Share “Virginia's 'most endangered' artifacts listed”

Virginia's 'most endangered' artifacts listed

Associated Press Modified: September 13, 2012 at 10:01 am •  Published: September 13, 2012

RICHMOND, Va. (AP) — The Mariners' Museum's Confederate naval flag of the CSS Alabama and the Library of Virginia's copy of the Virginia Statute for Religious Freedom are among the state's Top 10 Endangered Artifacts.

An independent panel of collections and conservation experts selected the artifacts as part of a program sponsored by the Virginia Association of Museums. The program was designed to create awareness of the importance of preserving artifacts throughout the state and at museums and archives in the District of Columbia.

About 190 million objects held by archives, historical societies, libraries, museums and scientific organizations in the U.S. are in need of conservation treatment, according to the Heritage Health Index study.
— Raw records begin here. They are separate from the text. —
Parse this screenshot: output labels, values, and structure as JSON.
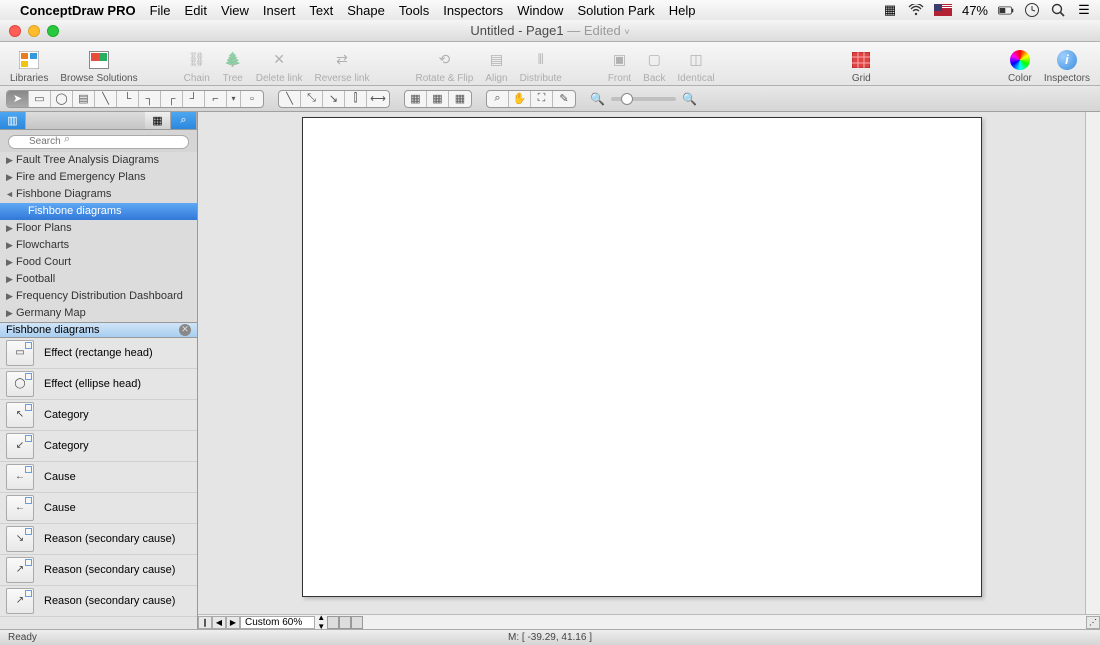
{
  "menubar": {
    "app": "ConceptDraw PRO",
    "items": [
      "File",
      "Edit",
      "View",
      "Insert",
      "Text",
      "Shape",
      "Tools",
      "Inspectors",
      "Window",
      "Solution Park",
      "Help"
    ],
    "battery": "47%"
  },
  "titlebar": {
    "title": "Untitled - Page1",
    "edited": "— Edited"
  },
  "toolbar": {
    "libraries": "Libraries",
    "browse": "Browse Solutions",
    "chain": "Chain",
    "tree": "Tree",
    "delete_link": "Delete link",
    "reverse_link": "Reverse link",
    "rotate_flip": "Rotate & Flip",
    "align": "Align",
    "distribute": "Distribute",
    "front": "Front",
    "back": "Back",
    "identical": "Identical",
    "grid": "Grid",
    "color": "Color",
    "inspectors": "Inspectors"
  },
  "sidebar": {
    "search_placeholder": "Search",
    "tree_items": [
      {
        "label": "Fault Tree Analysis Diagrams",
        "arrow": "▶"
      },
      {
        "label": "Fire and Emergency Plans",
        "arrow": "▶"
      },
      {
        "label": "Fishbone Diagrams",
        "arrow": "▼",
        "expanded": true
      },
      {
        "label": "Fishbone diagrams",
        "child": true,
        "selected": true
      },
      {
        "label": "Floor Plans",
        "arrow": "▶"
      },
      {
        "label": "Flowcharts",
        "arrow": "▶"
      },
      {
        "label": "Food Court",
        "arrow": "▶"
      },
      {
        "label": "Football",
        "arrow": "▶"
      },
      {
        "label": "Frequency Distribution Dashboard",
        "arrow": "▶"
      },
      {
        "label": "Germany Map",
        "arrow": "▶"
      }
    ],
    "shapes_header": "Fishbone diagrams",
    "shapes": [
      {
        "label": "Effect (rectange head)",
        "glyph": "▭"
      },
      {
        "label": "Effect (ellipse head)",
        "glyph": "◯"
      },
      {
        "label": "Category",
        "glyph": "↖"
      },
      {
        "label": "Category",
        "glyph": "↙"
      },
      {
        "label": "Cause",
        "glyph": "←"
      },
      {
        "label": "Cause",
        "glyph": "←"
      },
      {
        "label": "Reason (secondary cause)",
        "glyph": "↘"
      },
      {
        "label": "Reason (secondary cause)",
        "glyph": "↗"
      },
      {
        "label": "Reason (secondary cause)",
        "glyph": "↗"
      }
    ]
  },
  "hscroll": {
    "zoom_label": "Custom 60%"
  },
  "statusbar": {
    "ready": "Ready",
    "coords": "M: [ -39.29, 41.16 ]"
  }
}
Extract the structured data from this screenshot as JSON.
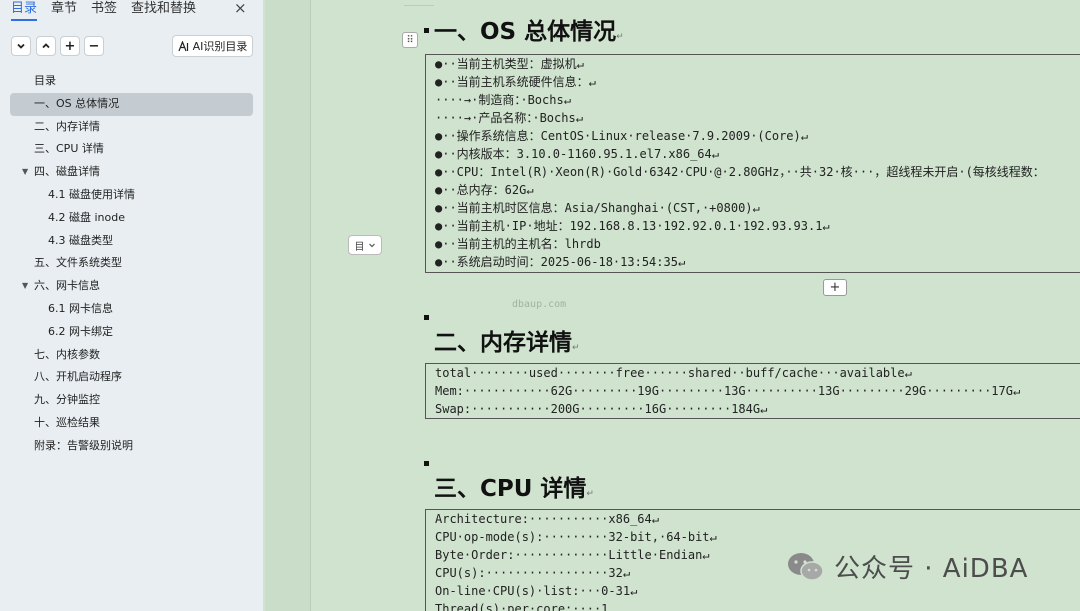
{
  "sidebar": {
    "tabs": [
      "目录",
      "章节",
      "书签",
      "查找和替换"
    ],
    "close_icon": "×",
    "toolbar": {
      "collapse_icon": "⌄",
      "expand_icon": "⌃",
      "add_icon": "+",
      "remove_icon": "−",
      "ai_label": "AI识别目录"
    },
    "toc": [
      {
        "label": "目录",
        "level": 0,
        "arrow": ""
      },
      {
        "label": "一、OS 总体情况",
        "level": 1,
        "arrow": "",
        "selected": true
      },
      {
        "label": "二、内存详情",
        "level": 1,
        "arrow": ""
      },
      {
        "label": "三、CPU 详情",
        "level": 1,
        "arrow": ""
      },
      {
        "label": "四、磁盘详情",
        "level": 1,
        "arrow": "▼"
      },
      {
        "label": "4.1 磁盘使用详情",
        "level": 2,
        "arrow": ""
      },
      {
        "label": "4.2 磁盘 inode",
        "level": 2,
        "arrow": ""
      },
      {
        "label": "4.3 磁盘类型",
        "level": 2,
        "arrow": ""
      },
      {
        "label": "五、文件系统类型",
        "level": 1,
        "arrow": ""
      },
      {
        "label": "六、网卡信息",
        "level": 1,
        "arrow": "▼"
      },
      {
        "label": "6.1 网卡信息",
        "level": 2,
        "arrow": ""
      },
      {
        "label": "6.2 网卡绑定",
        "level": 2,
        "arrow": ""
      },
      {
        "label": "七、内核参数",
        "level": 1,
        "arrow": ""
      },
      {
        "label": "八、开机启动程序",
        "level": 1,
        "arrow": ""
      },
      {
        "label": "九、分钟监控",
        "level": 1,
        "arrow": ""
      },
      {
        "label": "十、巡检结果",
        "level": 1,
        "arrow": ""
      },
      {
        "label": "附录：告警级别说明",
        "level": 1,
        "arrow": ""
      }
    ]
  },
  "document": {
    "return_mark": "↵",
    "sections": [
      {
        "heading": "一、OS 总体情况",
        "lines": [
          "●··当前主机类型：虚拟机↵",
          "●··当前主机系统硬件信息：↵",
          "····→·制造商：·Bochs↵",
          "····→·产品名称：·Bochs↵",
          "●··操作系统信息：CentOS·Linux·release·7.9.2009·(Core)↵",
          "●··内核版本：3.10.0-1160.95.1.el7.x86_64↵",
          "●··CPU：Intel(R)·Xeon(R)·Gold·6342·CPU·@·2.80GHz，··共·32·核···，超线程未开启·(每核线程数：",
          "●··总内存：62G↵",
          "●··当前主机时区信息：Asia/Shanghai·(CST,·+0800)↵",
          "●··当前主机·IP·地址：192.168.8.13·192.92.0.1·192.93.93.1↵",
          "●··当前主机的主机名：lhrdb",
          "●··系统启动时间：2025-06-18·13:54:35↵"
        ]
      },
      {
        "heading": "二、内存详情",
        "lines": [
          "total········used········free······shared··buff/cache···available↵",
          "Mem:············62G·········19G·········13G··········13G·········29G·········17G↵",
          "Swap:···········200G·········16G·········184G↵"
        ]
      },
      {
        "heading": "三、CPU 详情",
        "lines": [
          "Architecture:···········x86_64↵",
          "CPU·op-mode(s):·········32-bit,·64-bit↵",
          "Byte·Order:·············Little·Endian↵",
          "CPU(s):·················32↵",
          "On-line·CPU(s)·list:···0-31↵",
          "Thread(s)·per·core:····1"
        ]
      }
    ],
    "watermark_small": "dbaup.com",
    "add_row_label": "+",
    "drag_icon": "⠿",
    "block_menu_icon": "目"
  },
  "brand_watermark": {
    "text": "公众号 · AiDBA"
  },
  "colors": {
    "accent": "#2f6fe0",
    "document_bg": "#cfe3cf",
    "sidebar_bg": "#e8eef1"
  }
}
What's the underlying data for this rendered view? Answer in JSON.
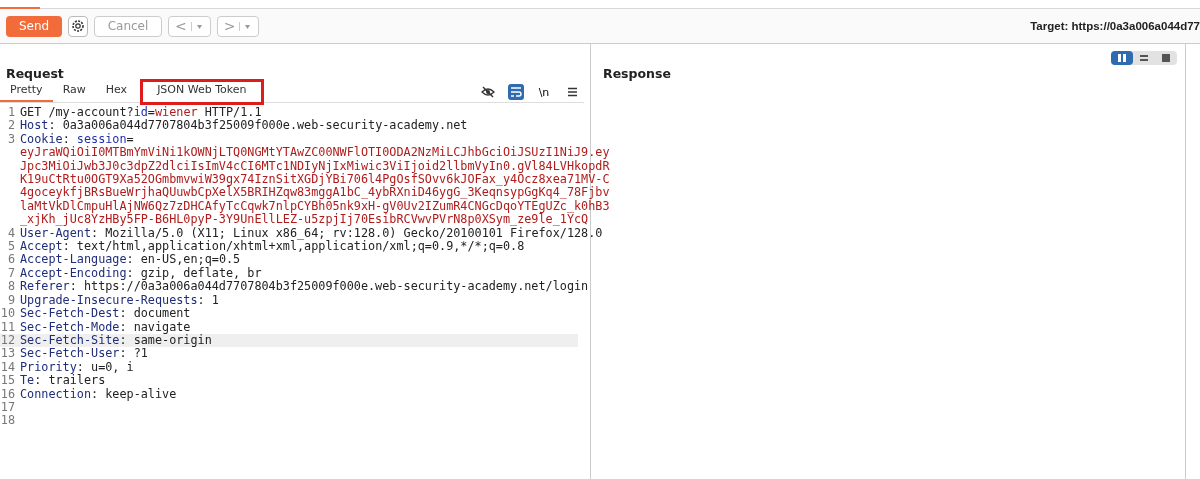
{
  "toolbar": {
    "send": "Send",
    "cancel": "Cancel",
    "back": "<",
    "forward": ">",
    "target": "Target: https://0a3a006a044d77"
  },
  "request": {
    "title": "Request",
    "tabs": [
      {
        "label": "Pretty",
        "selected": true,
        "annotated": false
      },
      {
        "label": "Raw",
        "selected": false,
        "annotated": false
      },
      {
        "label": "Hex",
        "selected": false,
        "annotated": false
      },
      {
        "label": "JSON Web Token",
        "selected": false,
        "annotated": true
      }
    ],
    "newline_toggle": "\\n",
    "lines": [
      {
        "number": "1",
        "highlighted": false,
        "segments": [
          {
            "kind": "plain",
            "text": "GET /my-account?"
          },
          {
            "kind": "param",
            "text": "id"
          },
          {
            "kind": "plain",
            "text": "="
          },
          {
            "kind": "value",
            "text": "wiener"
          },
          {
            "kind": "plain",
            "text": " HTTP/1.1"
          }
        ]
      },
      {
        "number": "2",
        "highlighted": false,
        "segments": [
          {
            "kind": "header",
            "text": "Host"
          },
          {
            "kind": "plain",
            "text": ": 0a3a006a044d7707804b3f25009f000e.web-security-academy.net"
          }
        ]
      },
      {
        "number": "3",
        "highlighted": false,
        "segments": [
          {
            "kind": "header",
            "text": "Cookie"
          },
          {
            "kind": "plain",
            "text": ": "
          },
          {
            "kind": "param",
            "text": "session"
          },
          {
            "kind": "plain",
            "text": "="
          }
        ]
      },
      {
        "highlighted": false,
        "segments": [
          {
            "kind": "value",
            "text": "eyJraWQiOiI0MTBmYmViNi1kOWNjLTQ0NGMtYTAwZC00NWFlOTI0ODA2NzMiLCJhbGciOiJSUzI1NiJ9.ey"
          }
        ]
      },
      {
        "highlighted": false,
        "segments": [
          {
            "kind": "value",
            "text": "Jpc3MiOiJwb3J0c3dpZ2dlciIsImV4cCI6MTc1NDIyNjIxMiwic3ViIjoid2llbmVyIn0.gVl84LVHkopdR"
          }
        ]
      },
      {
        "highlighted": false,
        "segments": [
          {
            "kind": "value",
            "text": "K19uCtRtu0OGT9Xa52OGmbmvwiW39gx74IznSitXGDjYBi706l4PgOsfSOvv6kJOFax_y4Ocz8xea71MV-C"
          }
        ]
      },
      {
        "highlighted": false,
        "segments": [
          {
            "kind": "value",
            "text": "4goceykfjBRsBueWrjhaQUuwbCpXelX5BRIHZqw83mggA1bC_4ybRXniD46ygG_3KeqnsypGgKq4_78Fjbv"
          }
        ]
      },
      {
        "highlighted": false,
        "segments": [
          {
            "kind": "value",
            "text": "laMtVkDlCmpuHlAjNW6Qz7zDHCAfyTcCqwk7nlpCYBh05nk9xH-gV0Uv2IZumR4CNGcDqoYTEgUZc_k0hB3"
          }
        ]
      },
      {
        "highlighted": false,
        "segments": [
          {
            "kind": "value",
            "text": "_xjKh_jUc8YzHBy5FP-B6HL0pyP-3Y9UnEllLEZ-u5zpjIj70EsibRCVwvPVrN8p0XSym_ze9le_1YcQ"
          }
        ]
      },
      {
        "number": "4",
        "highlighted": false,
        "segments": [
          {
            "kind": "header",
            "text": "User-Agent"
          },
          {
            "kind": "plain",
            "text": ": Mozilla/5.0 (X11; Linux x86_64; rv:128.0) Gecko/20100101 Firefox/128.0"
          }
        ]
      },
      {
        "number": "5",
        "highlighted": false,
        "segments": [
          {
            "kind": "header",
            "text": "Accept"
          },
          {
            "kind": "plain",
            "text": ": text/html,application/xhtml+xml,application/xml;q=0.9,*/*;q=0.8"
          }
        ]
      },
      {
        "number": "6",
        "highlighted": false,
        "segments": [
          {
            "kind": "header",
            "text": "Accept-Language"
          },
          {
            "kind": "plain",
            "text": ": en-US,en;q=0.5"
          }
        ]
      },
      {
        "number": "7",
        "highlighted": false,
        "segments": [
          {
            "kind": "header",
            "text": "Accept-Encoding"
          },
          {
            "kind": "plain",
            "text": ": gzip, deflate, br"
          }
        ]
      },
      {
        "number": "8",
        "highlighted": false,
        "segments": [
          {
            "kind": "header",
            "text": "Referer"
          },
          {
            "kind": "plain",
            "text": ": https://0a3a006a044d7707804b3f25009f000e.web-security-academy.net/login"
          }
        ]
      },
      {
        "number": "9",
        "highlighted": false,
        "segments": [
          {
            "kind": "header",
            "text": "Upgrade-Insecure-Requests"
          },
          {
            "kind": "plain",
            "text": ": 1"
          }
        ]
      },
      {
        "number": "10",
        "highlighted": false,
        "segments": [
          {
            "kind": "header",
            "text": "Sec-Fetch-Dest"
          },
          {
            "kind": "plain",
            "text": ": document"
          }
        ]
      },
      {
        "number": "11",
        "highlighted": false,
        "segments": [
          {
            "kind": "header",
            "text": "Sec-Fetch-Mode"
          },
          {
            "kind": "plain",
            "text": ": navigate"
          }
        ]
      },
      {
        "number": "12",
        "highlighted": true,
        "segments": [
          {
            "kind": "header",
            "text": "Sec-Fetch-Site"
          },
          {
            "kind": "plain",
            "text": ": same-origin"
          }
        ]
      },
      {
        "number": "13",
        "highlighted": false,
        "segments": [
          {
            "kind": "header",
            "text": "Sec-Fetch-User"
          },
          {
            "kind": "plain",
            "text": ": ?1"
          }
        ]
      },
      {
        "number": "14",
        "highlighted": false,
        "segments": [
          {
            "kind": "header",
            "text": "Priority"
          },
          {
            "kind": "plain",
            "text": ": u=0, i"
          }
        ]
      },
      {
        "number": "15",
        "highlighted": false,
        "segments": [
          {
            "kind": "header",
            "text": "Te"
          },
          {
            "kind": "plain",
            "text": ": trailers"
          }
        ]
      },
      {
        "number": "16",
        "highlighted": false,
        "segments": [
          {
            "kind": "header",
            "text": "Connection"
          },
          {
            "kind": "plain",
            "text": ": keep-alive"
          }
        ]
      },
      {
        "number": "17",
        "highlighted": false
      },
      {
        "number": "18",
        "highlighted": false
      }
    ]
  },
  "response": {
    "title": "Response"
  },
  "layout_modes": [
    {
      "selected": true
    },
    {
      "selected": false
    },
    {
      "selected": false
    }
  ]
}
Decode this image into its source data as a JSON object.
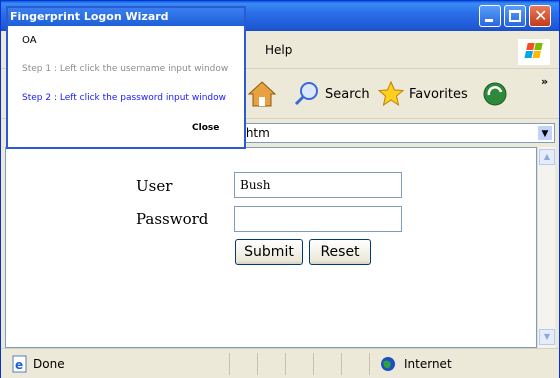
{
  "wizard": {
    "title": "Fingerprint Logon Wizard",
    "app_name": "OA",
    "step1": "Step 1 : Left click the username input window",
    "step2": "Step 2 : Left click the password input window",
    "close_label": "Close"
  },
  "browser": {
    "menu_help": "Help",
    "toolbar": {
      "search_label": "Search",
      "favorites_label": "Favorites"
    },
    "address_value": ".htm",
    "status_text": "Done",
    "zone_text": "Internet"
  },
  "page_form": {
    "user_label": "User",
    "user_value": "Bush",
    "password_label": "Password",
    "password_value": "",
    "submit_label": "Submit",
    "reset_label": "Reset"
  },
  "colors": {
    "titlebar_blue": "#2a6fe8",
    "wizard_step2": "#1a1aff",
    "wizard_step1": "#8c8c8c"
  }
}
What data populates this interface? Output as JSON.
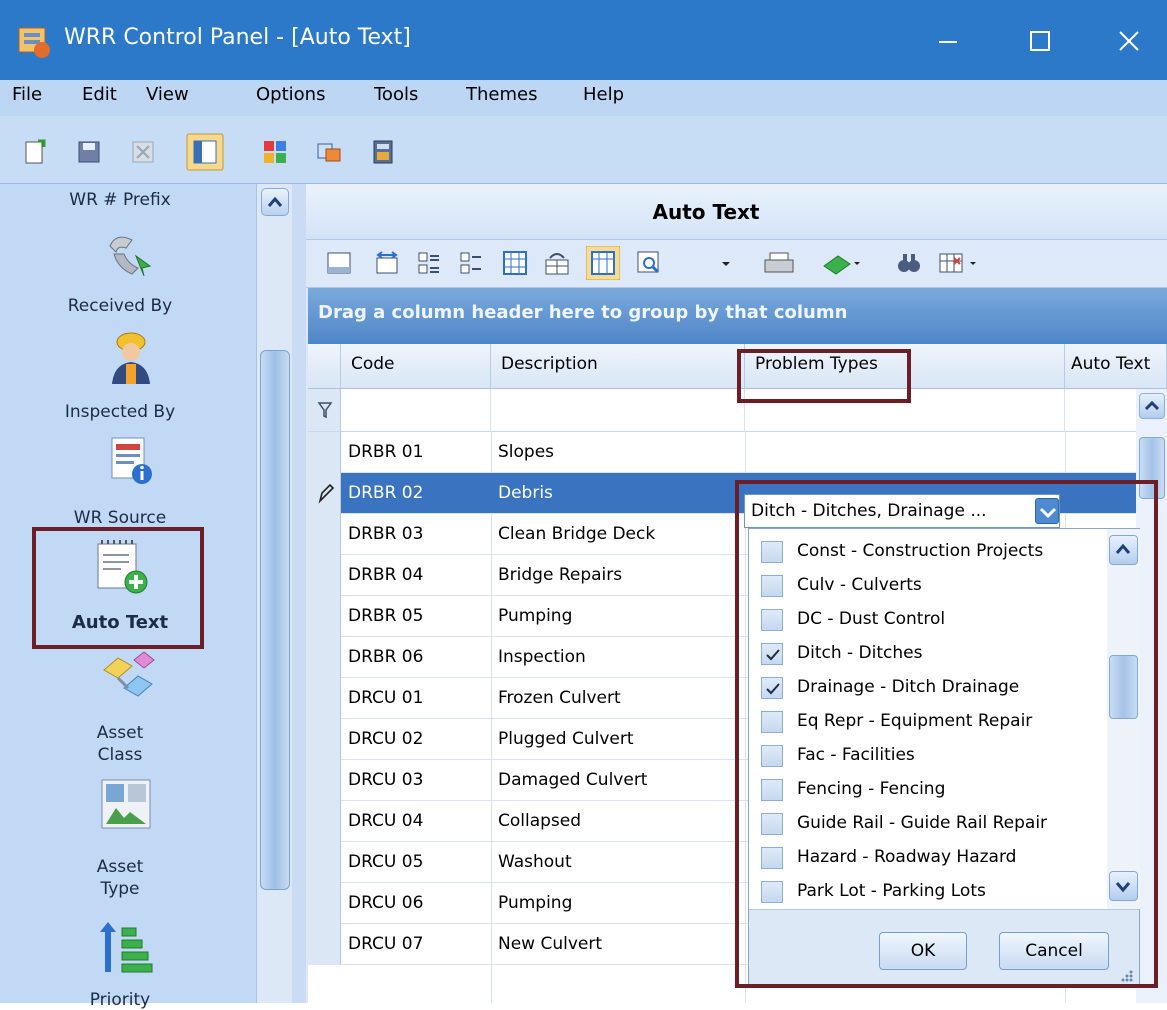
{
  "window": {
    "title": "WRR Control Panel - [Auto Text]"
  },
  "menu": [
    "File",
    "Edit",
    "View",
    "Options",
    "Tools",
    "Themes",
    "Help"
  ],
  "nav": {
    "items": [
      {
        "label": "WR # Prefix",
        "icon": "prefix-icon"
      },
      {
        "label": "Received By",
        "icon": "phone-icon"
      },
      {
        "label": "Inspected By",
        "icon": "worker-icon"
      },
      {
        "label": "WR Source",
        "icon": "document-info-icon"
      },
      {
        "label": "Auto Text",
        "icon": "notepad-add-icon"
      },
      {
        "label": "Asset\nClass",
        "icon": "shapes-icon"
      },
      {
        "label": "Asset\nType",
        "icon": "asset-type-icon"
      },
      {
        "label": "Priority",
        "icon": "priority-icon"
      }
    ]
  },
  "main": {
    "title": "Auto Text",
    "group_hint": "Drag a column header here to group by that column",
    "columns": [
      "Code",
      "Description",
      "Problem Types",
      "Auto Text"
    ],
    "rows": [
      {
        "code": "DRBR 01",
        "description": "Slopes"
      },
      {
        "code": "DRBR 02",
        "description": "Debris",
        "problem_types": "Ditch  -  Ditches, Drainage ..."
      },
      {
        "code": "DRBR 03",
        "description": "Clean Bridge Deck"
      },
      {
        "code": "DRBR 04",
        "description": "Bridge Repairs"
      },
      {
        "code": "DRBR 05",
        "description": "Pumping"
      },
      {
        "code": "DRBR 06",
        "description": "Inspection"
      },
      {
        "code": "DRCU 01",
        "description": "Frozen Culvert"
      },
      {
        "code": "DRCU 02",
        "description": "Plugged Culvert"
      },
      {
        "code": "DRCU 03",
        "description": "Damaged Culvert"
      },
      {
        "code": "DRCU 04",
        "description": "Collapsed"
      },
      {
        "code": "DRCU 05",
        "description": "Washout"
      },
      {
        "code": "DRCU 06",
        "description": "Pumping"
      },
      {
        "code": "DRCU 07",
        "description": "New Culvert"
      }
    ],
    "selected_row_index": 1
  },
  "dropdown": {
    "options": [
      {
        "label": "Const  -  Construction Projects",
        "checked": false
      },
      {
        "label": "Culv  -  Culverts",
        "checked": false
      },
      {
        "label": "DC  -  Dust Control",
        "checked": false
      },
      {
        "label": "Ditch  -  Ditches",
        "checked": true
      },
      {
        "label": "Drainage  -  Ditch Drainage",
        "checked": true
      },
      {
        "label": "Eq Repr  -  Equipment Repair",
        "checked": false
      },
      {
        "label": "Fac  -  Facilities",
        "checked": false
      },
      {
        "label": "Fencing  -  Fencing",
        "checked": false
      },
      {
        "label": "Guide Rail  -  Guide Rail Repair",
        "checked": false
      },
      {
        "label": "Hazard  -  Roadway Hazard",
        "checked": false
      },
      {
        "label": "Park Lot  -  Parking Lots",
        "checked": false
      }
    ],
    "ok_label": "OK",
    "cancel_label": "Cancel"
  },
  "colors": {
    "titlebar": "#2b79c8",
    "menubar": "#bcd6f4",
    "selected_row": "#3a73bf",
    "highlight_box": "#6b1e26"
  }
}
The study was done by Heritage Preservation with funding from the federal Institute of Museum and Library Services.

While the Top 10 designation doesn't come with award money, officials say the program has helped some of those named on the list apply for grants and helped with fundraising efforts.

Also on the most endangered list are: a locomotive from the early 1900s built in Richmond from the Alleghany Historical Society; a late-1800s ledger highlighting the African-American community housed at the Portsmouth Community Library and Black History Museum; the records of an African-American midwife at the Salem Museum; a horse-drawn rock wagon at the Historic Crab Orchard Museum and Pioneer Park in Tazewell; a 1932 deluxe sleeping car from the Virginia Museum of Transportation in Roanoke; an 1870s era campaign rally sign from the Albemarle-Charlottesville Historical Society; a 1798 family Bible from the Chrysler Museum of Art in Norfolk; and a collection of store sales receipts from the 1870s to 1930s at the Fairfield Foundation in Gloucester.

Continue reading this story on the...